I wouldn’t divide Gravity between other elements as it does work through a distinctly different process, my reservations are more about whether or not giving Toa the ability to bend raw spacetime to exercise Gravity powers isn’t pushing things a bit far. Plus the lack of a recharging mechanism is kind of bugging me, so for me it’s more a question of whether Gravity is in or out, not whether it’s part of other elements or not. That said, the ways in which gravity can be deployed can be mimicked by other elements; Gravity can turn anything into a homing missile, but any material element can do that with matter of their own element. Iron can mimic the ‘crushing’ effect against metal armored creatures and a very creative user of Stone could do it against creatures with mineral armor. And, as you mentioned, Air could use currents to help or hinder objects’ movement similar to heavier or lighter Gravity applied to them. Basically, the process of Gravity is unique, but its manifestations are not… and it messes with the world in a far more fundamental way than other elements do, in my opinion. So yeah… I’m still debating on whether to include it. I might still give it a write-up but put my reservations in there and leave it up to the reader to decide whether Gravity is appropriate to include or not.

As for Psionics doing Telekinesis, in current draft that’s actually not a power I’m planning on giving Psionics, as I have yet to figure out a mechanism to do it with. It could be done by Toa of Psionics through latent Earth and Stone powers for ground and latent Lightning powers for metal objects by using magnetism to make them levitate, but that’s pushing Psionics into a macro-scale application that I kind of want to avoid for the pseudo-element; it explicitly works by focusing on the micro-scale applications of its constituent elements, as macro-scale is the domain of those elements themselves. Mixing in Gravity for telekinetic abilities would completely kill Gravity as an element, which I personally wouldn’t mind, but then a rationale would have to be produced as to why power over the mind allows one to bend space-time… I’m not sure on that one, but I’ll keep thinking about it. I mean, telekinesis is traditionally seen as a psionic power, rationale or not, but if I’m going to include it I’ll have to come up with a reason beyond Gravity’s absence for doing so.
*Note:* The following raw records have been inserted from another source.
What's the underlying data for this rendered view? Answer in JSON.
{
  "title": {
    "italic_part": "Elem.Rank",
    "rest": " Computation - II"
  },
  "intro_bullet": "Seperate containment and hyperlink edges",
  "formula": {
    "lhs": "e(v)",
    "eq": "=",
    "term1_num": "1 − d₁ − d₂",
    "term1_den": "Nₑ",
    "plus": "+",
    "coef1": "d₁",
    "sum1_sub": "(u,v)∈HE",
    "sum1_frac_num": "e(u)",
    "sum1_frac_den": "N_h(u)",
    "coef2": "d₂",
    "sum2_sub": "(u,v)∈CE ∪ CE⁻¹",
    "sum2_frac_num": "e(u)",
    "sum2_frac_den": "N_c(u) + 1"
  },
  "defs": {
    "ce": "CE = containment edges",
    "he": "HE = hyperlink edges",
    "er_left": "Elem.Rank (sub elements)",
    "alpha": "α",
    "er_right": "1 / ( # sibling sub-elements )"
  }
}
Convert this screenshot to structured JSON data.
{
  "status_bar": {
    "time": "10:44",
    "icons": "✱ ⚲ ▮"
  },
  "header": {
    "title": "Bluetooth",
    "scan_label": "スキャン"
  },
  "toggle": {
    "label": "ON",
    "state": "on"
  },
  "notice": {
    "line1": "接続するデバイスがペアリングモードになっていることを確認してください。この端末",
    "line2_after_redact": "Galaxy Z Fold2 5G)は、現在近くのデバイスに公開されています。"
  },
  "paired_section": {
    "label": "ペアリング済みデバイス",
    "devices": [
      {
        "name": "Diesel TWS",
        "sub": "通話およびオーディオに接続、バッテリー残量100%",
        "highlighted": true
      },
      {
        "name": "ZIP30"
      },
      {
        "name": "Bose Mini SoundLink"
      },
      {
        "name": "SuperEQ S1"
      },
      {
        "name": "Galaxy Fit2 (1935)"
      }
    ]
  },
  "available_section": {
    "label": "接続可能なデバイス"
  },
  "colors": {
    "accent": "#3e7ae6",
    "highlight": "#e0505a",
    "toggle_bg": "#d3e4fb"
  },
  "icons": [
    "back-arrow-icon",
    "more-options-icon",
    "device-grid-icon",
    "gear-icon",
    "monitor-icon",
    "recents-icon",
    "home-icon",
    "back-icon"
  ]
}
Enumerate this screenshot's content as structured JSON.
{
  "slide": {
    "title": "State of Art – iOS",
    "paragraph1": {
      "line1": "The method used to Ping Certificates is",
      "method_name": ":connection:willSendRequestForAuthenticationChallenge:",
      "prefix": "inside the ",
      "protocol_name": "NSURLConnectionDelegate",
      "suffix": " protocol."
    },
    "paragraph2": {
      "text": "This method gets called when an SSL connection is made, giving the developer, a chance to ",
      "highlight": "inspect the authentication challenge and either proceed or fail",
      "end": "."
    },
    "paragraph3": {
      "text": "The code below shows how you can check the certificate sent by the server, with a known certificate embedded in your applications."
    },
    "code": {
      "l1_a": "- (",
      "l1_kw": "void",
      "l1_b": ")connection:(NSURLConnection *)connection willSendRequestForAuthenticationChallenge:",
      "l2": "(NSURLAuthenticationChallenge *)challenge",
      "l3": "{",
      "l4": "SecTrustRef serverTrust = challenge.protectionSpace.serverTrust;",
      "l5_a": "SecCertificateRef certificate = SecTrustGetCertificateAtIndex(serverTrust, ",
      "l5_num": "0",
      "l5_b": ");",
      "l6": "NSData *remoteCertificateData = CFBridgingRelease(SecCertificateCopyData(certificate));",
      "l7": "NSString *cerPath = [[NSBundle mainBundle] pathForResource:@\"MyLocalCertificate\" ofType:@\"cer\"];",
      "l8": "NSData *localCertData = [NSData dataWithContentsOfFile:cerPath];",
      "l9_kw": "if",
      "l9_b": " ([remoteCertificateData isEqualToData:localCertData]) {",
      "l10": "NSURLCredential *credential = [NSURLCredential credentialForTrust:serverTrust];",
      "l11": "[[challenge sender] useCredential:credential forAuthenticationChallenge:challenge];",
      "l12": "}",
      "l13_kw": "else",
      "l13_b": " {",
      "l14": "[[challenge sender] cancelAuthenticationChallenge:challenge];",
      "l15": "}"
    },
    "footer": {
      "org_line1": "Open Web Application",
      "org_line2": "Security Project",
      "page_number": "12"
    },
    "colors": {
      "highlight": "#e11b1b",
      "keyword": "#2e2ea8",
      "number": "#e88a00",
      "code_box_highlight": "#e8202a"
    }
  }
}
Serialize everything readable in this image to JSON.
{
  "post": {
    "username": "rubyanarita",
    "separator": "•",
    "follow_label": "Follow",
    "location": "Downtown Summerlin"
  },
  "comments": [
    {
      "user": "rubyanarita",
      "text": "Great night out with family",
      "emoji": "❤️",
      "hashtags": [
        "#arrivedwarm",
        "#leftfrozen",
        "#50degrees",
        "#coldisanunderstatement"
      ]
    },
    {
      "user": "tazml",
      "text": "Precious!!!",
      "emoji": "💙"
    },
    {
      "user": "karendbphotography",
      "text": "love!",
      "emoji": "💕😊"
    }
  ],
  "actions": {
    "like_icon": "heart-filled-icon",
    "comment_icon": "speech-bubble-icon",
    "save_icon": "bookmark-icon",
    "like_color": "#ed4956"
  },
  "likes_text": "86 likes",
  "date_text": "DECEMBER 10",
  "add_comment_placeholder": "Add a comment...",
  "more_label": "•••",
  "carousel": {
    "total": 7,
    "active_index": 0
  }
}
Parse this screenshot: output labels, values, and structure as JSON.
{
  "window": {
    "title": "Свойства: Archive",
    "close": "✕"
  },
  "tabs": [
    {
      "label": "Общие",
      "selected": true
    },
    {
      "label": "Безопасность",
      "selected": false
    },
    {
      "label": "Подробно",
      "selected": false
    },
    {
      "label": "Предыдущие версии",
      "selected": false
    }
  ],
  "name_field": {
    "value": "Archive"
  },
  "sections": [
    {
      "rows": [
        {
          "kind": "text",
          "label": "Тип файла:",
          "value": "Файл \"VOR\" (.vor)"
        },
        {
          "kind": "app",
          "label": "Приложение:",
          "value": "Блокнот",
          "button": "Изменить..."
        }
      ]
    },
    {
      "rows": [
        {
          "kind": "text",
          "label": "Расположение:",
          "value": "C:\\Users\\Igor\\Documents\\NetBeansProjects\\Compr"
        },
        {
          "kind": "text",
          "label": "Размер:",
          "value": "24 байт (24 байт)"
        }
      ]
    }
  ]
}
edit: added full write-up for Ice and rationale for keeping Stone and Iron as separate elements to the document.